Biscayne National Park

Michal Kranz/WLRN


As freshwater leaves the Everglades and flows south and east, it enters Biscayne National Park. Today, this pristine water enters Biscayne Bay through a series of manmade canals and helps feed the park’s unique aquatic ecosystems.

The park itself is unlike any other in the country - 95 percent of it is in the Atlantic Ocean. While much of its water is salty, freshwater is critical for the bay’s abundant corals and seagrasses.



Today, we celebrate the historic centennial of the National Park Service, one of our country’s crowning achievements and a model of conservation and preservation that is used all over the world.


In Florida, we are a fortunate enough to have 11 national park sites. Each is unique to our area and each is deserving of national park protection. And this centennial year we’ve had some incredible victories on behalf of some of our parks right here in South Florida.


Wilson Sayre / WLRN

This year marks the 100th anniversary of the national park system.
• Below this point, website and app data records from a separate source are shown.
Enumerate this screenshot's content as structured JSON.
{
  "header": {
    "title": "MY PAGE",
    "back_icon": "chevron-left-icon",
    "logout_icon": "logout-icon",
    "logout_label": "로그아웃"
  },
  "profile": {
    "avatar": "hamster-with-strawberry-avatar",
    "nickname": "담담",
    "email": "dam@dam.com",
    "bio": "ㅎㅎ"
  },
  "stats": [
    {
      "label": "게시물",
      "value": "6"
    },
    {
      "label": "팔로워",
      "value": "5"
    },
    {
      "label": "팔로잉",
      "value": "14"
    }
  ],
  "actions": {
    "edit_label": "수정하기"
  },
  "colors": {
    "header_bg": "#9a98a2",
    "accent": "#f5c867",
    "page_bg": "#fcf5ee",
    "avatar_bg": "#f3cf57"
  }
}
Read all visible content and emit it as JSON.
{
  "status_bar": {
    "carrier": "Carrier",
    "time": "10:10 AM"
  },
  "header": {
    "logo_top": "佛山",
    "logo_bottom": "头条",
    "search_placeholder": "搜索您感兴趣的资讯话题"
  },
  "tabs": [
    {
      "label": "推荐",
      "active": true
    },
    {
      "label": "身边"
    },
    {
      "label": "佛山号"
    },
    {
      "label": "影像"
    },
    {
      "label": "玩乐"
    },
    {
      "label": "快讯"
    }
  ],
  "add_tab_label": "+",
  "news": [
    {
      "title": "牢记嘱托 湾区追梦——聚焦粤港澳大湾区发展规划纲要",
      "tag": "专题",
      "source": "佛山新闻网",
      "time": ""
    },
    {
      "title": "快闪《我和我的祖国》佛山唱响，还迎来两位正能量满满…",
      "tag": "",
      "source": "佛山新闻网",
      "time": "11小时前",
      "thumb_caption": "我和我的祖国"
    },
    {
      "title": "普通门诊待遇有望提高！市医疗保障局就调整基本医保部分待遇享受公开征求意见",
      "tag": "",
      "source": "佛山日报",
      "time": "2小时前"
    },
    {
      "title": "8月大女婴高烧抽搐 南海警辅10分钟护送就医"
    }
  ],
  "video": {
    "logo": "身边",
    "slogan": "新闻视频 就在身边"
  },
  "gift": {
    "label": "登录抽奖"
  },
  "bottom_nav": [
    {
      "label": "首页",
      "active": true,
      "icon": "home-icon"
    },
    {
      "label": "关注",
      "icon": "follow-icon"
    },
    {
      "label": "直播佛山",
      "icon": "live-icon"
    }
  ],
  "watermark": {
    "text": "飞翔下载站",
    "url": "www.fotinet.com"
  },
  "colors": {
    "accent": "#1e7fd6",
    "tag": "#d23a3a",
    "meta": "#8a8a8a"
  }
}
And of course, South Florida is home to two big ones: Everglades National Park and the sometimes-misunderstood Biscayne National Park.

Until May 1,  a new tour offered by the Park Service and Miami-Dade County is trying to better familiarize people with watery Biscayne National.

  From the moment the boat, the Pelican Skipper,”pulls away from the dock, you realize how many animals we’re surrounded by here in South Florida

National Park Service centennial birthday cake.
Alyssa Méndez Batista

The National Park Service turns 100 years old next year.


To celebrate, Miami-Dade County partnered with award-winning photographer Clyde Butcher to showcase some of South Florida’s national parks in photographs throughout Miami International Airport.


In the South terminal, a gallery of black-and-white photographs highlights different landscapes from the Everglades, Biscayne National Park and Big Cypress National Preserve.

Proposed Congress Bill May Block Fishing Ban

Aug 3, 2015
Eleonora Edreva / WLRN

On Monday, the U.S. House Committee on Natural Resources and the Committee on Small Business held a congressional hearing in Homestead.

The subject of the hearing was a proposed bill that would allow state fishery managers to block fishing bans in state waters within national parks. 

The bill’s relevance to South Florida is that it would shut down an attempt to create a marine reserve zone blocking commercial and recreational fishing in a portion of Biscayne National Park. 

Creative Commons via Flickr / Erik Cleves Kristensen (

In a new report from the National Park Service, almost 3 million people walked, boated, bird-watched or were dragged by a parent to one of the four national parks and reserves in South Florida: Big Cypress, Biscayne National, Dry Tortugas and Everglades.

Pattrik Simmons

The U.S. Coast Guard today announced a new slow-speed zone to ensure the safety of boaters in and out of Convoy Point and Black Point Marina during the Columbus Day weekend celebrations.

“Historically, we have had a slow-speed zone in the area, but it’s been centered mostly in the northern part of the Biscayne Bay,” said Lt. Mike Cortese, Commanding Officer of U.S. Coast Guard Station Miami Beach. “We have extended it south all the way to Black Point [Marina] to help cover the high-traffic areas between the Elliot Key and the marinas where boaters often launch out of.”

Homestead Launches Free National Parks Trolley

Jan 6, 2014
Jessica Meszaros / WLRN


About a year ago, the city of Homestead was designated "The Gateway To Biscayne and Everglades National Parks." This past weekend the city launched its first free, guided trolley ride into the parks, which the city hopes will see more local visitors with the start of the new service.